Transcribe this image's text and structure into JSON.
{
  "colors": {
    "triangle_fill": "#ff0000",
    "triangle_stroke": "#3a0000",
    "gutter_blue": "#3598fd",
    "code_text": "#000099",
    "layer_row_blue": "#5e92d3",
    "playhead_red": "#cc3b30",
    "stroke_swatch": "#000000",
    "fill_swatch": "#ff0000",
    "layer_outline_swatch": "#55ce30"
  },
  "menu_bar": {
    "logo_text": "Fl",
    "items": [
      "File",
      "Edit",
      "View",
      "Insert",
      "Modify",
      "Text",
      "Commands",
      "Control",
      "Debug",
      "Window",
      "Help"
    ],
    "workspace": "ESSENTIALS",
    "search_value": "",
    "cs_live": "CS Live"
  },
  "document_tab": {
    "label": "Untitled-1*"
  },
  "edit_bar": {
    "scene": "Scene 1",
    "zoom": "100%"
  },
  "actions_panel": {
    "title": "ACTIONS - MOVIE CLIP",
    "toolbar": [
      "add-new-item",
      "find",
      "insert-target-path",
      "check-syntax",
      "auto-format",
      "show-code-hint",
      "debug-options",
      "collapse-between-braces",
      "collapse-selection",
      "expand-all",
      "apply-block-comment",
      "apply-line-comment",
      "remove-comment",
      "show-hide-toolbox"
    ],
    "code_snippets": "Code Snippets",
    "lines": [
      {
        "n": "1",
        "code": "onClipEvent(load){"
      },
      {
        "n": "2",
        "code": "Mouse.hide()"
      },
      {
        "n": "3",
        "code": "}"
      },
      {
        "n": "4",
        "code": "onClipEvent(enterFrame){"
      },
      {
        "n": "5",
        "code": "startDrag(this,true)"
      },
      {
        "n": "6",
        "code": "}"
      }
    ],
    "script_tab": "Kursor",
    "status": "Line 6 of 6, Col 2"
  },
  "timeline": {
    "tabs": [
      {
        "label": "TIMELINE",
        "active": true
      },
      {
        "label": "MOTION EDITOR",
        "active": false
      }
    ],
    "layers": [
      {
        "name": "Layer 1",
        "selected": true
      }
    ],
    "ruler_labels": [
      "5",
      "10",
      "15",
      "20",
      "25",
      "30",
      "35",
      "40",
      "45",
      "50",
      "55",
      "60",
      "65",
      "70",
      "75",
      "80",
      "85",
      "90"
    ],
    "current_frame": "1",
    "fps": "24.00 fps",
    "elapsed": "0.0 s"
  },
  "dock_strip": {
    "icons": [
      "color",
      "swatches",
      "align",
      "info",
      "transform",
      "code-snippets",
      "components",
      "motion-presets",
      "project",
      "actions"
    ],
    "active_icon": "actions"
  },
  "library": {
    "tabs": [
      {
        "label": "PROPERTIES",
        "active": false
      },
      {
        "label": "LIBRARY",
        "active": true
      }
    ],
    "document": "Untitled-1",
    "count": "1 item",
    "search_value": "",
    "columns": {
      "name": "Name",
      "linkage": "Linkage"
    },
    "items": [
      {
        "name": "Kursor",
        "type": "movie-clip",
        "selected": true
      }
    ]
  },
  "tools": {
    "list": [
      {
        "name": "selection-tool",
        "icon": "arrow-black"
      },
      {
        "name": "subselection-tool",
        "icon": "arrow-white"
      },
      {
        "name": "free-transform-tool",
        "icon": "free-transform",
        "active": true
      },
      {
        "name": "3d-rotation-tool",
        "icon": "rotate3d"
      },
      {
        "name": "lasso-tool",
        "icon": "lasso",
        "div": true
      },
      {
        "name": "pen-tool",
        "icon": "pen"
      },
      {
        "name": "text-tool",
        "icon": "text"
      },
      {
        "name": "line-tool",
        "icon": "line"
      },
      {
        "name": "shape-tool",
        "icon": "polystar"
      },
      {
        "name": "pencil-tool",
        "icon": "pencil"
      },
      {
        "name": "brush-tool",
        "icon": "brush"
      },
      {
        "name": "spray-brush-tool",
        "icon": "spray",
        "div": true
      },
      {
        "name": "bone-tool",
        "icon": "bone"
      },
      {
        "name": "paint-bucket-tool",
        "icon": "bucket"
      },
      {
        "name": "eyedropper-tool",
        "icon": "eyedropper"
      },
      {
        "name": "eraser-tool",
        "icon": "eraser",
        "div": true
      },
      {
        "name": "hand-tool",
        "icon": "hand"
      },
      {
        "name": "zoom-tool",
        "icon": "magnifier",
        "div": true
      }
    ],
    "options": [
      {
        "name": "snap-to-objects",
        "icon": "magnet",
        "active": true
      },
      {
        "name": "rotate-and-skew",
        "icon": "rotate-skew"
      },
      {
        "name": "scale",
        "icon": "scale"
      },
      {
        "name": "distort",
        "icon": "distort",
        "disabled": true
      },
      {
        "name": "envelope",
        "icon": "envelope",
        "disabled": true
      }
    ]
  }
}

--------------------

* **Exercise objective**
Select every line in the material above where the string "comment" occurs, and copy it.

* **Task result**
      "apply-block-comment",
      "apply-line-comment",
      "remove-comment",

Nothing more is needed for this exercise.